The main antagonist has a very tiny part in this story and we do not meet him/her until quite a ways into it. Perhaps this is good if you don't want to know ahead of time or if you like to be surprised.
I listen to books in the car to and from work and while on long and short trips. Therefore, audio books must keep my attention while not being distracting. This was my first listen to a book by Mary King. For me, Ms. King belabors setting the scene to the detriment of laying the mystery. It was distracting. I found myself, more than once, saying, “Get on with it.” Once she got to the mystery, and it took an extremely long time, she had me. Yes, it was a little farfetched that two English gentry could pass themselves off as Bedouin natives. I did long for the Sherlock Holmes I had come to love. When I finally understood that the story was about Mary Russell and that Holmes was interesting adjunct and dimension, it was delightful. Mary King is a good writer who should concentrate on delivering more twists and turns right to the end. However, as a listen goes, this was a pleasant one. I will try another of her books.
Narrated by an Englishwoman and in old Sherlock Holmes style. Borrrring! I gave up after 2 hrs because I figured if I couldn't get into the story by then it was a lost cause. Run from Justice Hall!
As well as being slow, it stretches the reader's credibility to the breaking point. Would two upperclass Englishmen really be able to pass themselves off as fierce Bedouin warriors? And would the two people who spent a good bit of time with them while they were in their nomadic roles fail to recognize them in their other, upper crust, incarnation once they are back in England?

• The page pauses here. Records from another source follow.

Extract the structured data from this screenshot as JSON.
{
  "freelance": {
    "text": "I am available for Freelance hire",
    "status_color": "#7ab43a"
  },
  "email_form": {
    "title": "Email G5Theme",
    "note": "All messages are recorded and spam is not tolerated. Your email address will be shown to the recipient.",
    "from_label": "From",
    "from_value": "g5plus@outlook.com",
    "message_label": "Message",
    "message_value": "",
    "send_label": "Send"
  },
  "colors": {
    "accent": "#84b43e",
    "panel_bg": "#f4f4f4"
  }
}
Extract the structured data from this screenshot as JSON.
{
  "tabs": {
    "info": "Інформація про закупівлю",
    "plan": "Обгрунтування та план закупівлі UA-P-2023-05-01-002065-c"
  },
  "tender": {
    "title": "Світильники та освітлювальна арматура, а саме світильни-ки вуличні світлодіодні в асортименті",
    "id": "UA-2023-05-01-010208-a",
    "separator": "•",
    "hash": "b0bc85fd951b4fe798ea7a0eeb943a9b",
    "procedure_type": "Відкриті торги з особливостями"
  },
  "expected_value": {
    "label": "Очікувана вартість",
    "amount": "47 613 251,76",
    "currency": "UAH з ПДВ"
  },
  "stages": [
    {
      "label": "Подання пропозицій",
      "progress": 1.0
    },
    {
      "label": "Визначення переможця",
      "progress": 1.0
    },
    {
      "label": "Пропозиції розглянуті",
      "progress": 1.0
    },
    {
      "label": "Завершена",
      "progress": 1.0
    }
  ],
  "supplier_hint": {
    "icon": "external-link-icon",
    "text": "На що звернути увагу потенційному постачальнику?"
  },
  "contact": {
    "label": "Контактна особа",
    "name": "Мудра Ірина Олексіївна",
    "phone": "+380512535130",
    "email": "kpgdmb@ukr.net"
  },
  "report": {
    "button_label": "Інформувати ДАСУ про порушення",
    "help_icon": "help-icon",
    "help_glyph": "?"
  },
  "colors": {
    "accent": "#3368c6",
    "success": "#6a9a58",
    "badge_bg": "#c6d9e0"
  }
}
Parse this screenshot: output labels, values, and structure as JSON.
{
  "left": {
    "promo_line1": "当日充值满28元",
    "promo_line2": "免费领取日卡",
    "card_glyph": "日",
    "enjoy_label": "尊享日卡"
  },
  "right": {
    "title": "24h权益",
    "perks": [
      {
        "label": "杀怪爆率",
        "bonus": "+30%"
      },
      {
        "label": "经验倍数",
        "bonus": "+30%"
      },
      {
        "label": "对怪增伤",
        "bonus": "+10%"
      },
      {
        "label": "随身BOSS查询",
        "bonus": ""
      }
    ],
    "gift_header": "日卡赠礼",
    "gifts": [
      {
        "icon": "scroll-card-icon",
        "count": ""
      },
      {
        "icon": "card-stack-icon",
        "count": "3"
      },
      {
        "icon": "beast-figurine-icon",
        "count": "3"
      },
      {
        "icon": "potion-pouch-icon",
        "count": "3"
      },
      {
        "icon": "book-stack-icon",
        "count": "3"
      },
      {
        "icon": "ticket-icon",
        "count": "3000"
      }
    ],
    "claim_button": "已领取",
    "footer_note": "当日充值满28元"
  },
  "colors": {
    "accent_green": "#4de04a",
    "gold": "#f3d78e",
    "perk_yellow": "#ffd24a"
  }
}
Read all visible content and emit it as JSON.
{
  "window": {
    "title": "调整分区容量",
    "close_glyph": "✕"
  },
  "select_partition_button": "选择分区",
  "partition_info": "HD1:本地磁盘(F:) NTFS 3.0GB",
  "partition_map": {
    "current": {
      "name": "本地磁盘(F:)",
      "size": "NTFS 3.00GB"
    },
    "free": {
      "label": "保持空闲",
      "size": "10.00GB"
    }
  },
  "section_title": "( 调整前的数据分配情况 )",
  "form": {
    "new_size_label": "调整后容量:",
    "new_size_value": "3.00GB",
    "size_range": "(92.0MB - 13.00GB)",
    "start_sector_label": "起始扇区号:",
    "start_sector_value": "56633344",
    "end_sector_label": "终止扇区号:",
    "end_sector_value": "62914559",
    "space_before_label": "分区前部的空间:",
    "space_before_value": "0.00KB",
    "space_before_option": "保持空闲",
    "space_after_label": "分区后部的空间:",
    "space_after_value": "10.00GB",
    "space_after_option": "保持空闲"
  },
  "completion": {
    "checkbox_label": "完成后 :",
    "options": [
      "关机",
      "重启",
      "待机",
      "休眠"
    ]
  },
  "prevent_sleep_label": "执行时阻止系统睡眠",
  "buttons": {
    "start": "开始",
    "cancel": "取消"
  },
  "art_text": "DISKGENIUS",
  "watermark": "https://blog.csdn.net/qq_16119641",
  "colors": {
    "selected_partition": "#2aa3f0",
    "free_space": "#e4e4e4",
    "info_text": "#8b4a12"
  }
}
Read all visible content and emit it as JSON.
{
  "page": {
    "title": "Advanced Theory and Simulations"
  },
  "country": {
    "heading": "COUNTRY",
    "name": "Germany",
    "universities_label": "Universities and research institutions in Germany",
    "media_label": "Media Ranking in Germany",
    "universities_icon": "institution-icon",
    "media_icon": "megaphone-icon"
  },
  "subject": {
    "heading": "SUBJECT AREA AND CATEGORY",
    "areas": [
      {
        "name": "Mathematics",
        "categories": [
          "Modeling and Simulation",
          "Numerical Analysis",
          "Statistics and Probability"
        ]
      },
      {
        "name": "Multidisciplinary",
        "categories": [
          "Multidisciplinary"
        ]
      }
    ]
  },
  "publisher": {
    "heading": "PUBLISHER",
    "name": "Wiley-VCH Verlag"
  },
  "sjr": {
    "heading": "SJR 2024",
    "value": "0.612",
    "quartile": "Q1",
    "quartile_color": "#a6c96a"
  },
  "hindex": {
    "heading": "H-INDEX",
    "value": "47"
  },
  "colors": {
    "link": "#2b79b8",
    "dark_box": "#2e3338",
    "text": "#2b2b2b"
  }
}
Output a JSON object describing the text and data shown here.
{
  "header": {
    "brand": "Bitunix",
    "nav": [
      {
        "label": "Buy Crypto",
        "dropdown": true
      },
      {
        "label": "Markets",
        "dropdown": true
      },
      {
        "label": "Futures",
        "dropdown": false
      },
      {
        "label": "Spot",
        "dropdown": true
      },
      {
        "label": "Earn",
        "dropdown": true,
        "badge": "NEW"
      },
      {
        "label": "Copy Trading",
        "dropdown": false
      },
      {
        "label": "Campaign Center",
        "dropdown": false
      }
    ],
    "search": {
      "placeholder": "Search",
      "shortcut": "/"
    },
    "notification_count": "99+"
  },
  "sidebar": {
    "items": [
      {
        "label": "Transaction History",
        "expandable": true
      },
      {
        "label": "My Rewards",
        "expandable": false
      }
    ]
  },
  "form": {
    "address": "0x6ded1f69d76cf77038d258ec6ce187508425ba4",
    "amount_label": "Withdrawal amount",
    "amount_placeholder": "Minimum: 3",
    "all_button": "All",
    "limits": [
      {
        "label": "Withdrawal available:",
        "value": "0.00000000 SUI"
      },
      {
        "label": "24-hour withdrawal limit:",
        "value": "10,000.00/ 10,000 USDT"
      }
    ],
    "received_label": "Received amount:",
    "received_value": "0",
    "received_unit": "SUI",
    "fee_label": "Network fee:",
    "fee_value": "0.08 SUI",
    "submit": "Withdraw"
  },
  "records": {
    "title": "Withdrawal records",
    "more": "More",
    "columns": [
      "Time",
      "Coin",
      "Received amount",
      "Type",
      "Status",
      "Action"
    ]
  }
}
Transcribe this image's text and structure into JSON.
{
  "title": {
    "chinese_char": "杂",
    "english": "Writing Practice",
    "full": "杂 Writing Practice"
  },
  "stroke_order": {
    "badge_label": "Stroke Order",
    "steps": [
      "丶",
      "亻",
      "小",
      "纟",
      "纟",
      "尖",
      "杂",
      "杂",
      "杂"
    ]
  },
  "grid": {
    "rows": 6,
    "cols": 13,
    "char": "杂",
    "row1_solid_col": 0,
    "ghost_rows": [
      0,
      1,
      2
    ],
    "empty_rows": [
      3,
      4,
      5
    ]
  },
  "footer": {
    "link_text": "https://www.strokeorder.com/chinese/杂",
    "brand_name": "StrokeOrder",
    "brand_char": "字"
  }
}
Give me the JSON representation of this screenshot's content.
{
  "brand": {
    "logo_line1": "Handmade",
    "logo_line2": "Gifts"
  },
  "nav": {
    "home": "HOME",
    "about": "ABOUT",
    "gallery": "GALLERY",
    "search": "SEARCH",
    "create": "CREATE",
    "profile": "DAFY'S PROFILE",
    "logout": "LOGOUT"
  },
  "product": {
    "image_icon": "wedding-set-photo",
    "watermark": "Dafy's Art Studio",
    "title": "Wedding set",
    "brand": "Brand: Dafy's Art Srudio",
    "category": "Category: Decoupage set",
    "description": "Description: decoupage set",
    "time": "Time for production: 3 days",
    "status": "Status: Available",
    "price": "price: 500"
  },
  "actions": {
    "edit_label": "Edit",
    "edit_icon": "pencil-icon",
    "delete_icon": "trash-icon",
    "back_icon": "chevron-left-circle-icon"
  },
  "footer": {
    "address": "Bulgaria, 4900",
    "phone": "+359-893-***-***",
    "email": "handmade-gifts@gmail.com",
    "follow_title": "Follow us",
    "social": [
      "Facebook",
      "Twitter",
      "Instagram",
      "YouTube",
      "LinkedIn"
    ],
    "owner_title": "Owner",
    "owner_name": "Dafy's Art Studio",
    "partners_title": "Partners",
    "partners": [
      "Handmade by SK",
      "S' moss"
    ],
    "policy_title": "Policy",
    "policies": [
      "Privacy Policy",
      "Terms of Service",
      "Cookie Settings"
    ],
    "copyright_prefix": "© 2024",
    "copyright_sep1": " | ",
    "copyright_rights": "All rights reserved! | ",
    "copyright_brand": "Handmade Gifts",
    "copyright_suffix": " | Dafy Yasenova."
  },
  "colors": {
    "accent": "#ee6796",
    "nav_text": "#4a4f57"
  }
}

Not believing one of the cornerstones of the plot makes the rest of the story weak, to say the least. Avoid this one, go find a REAL Sherlock Holmes mystery.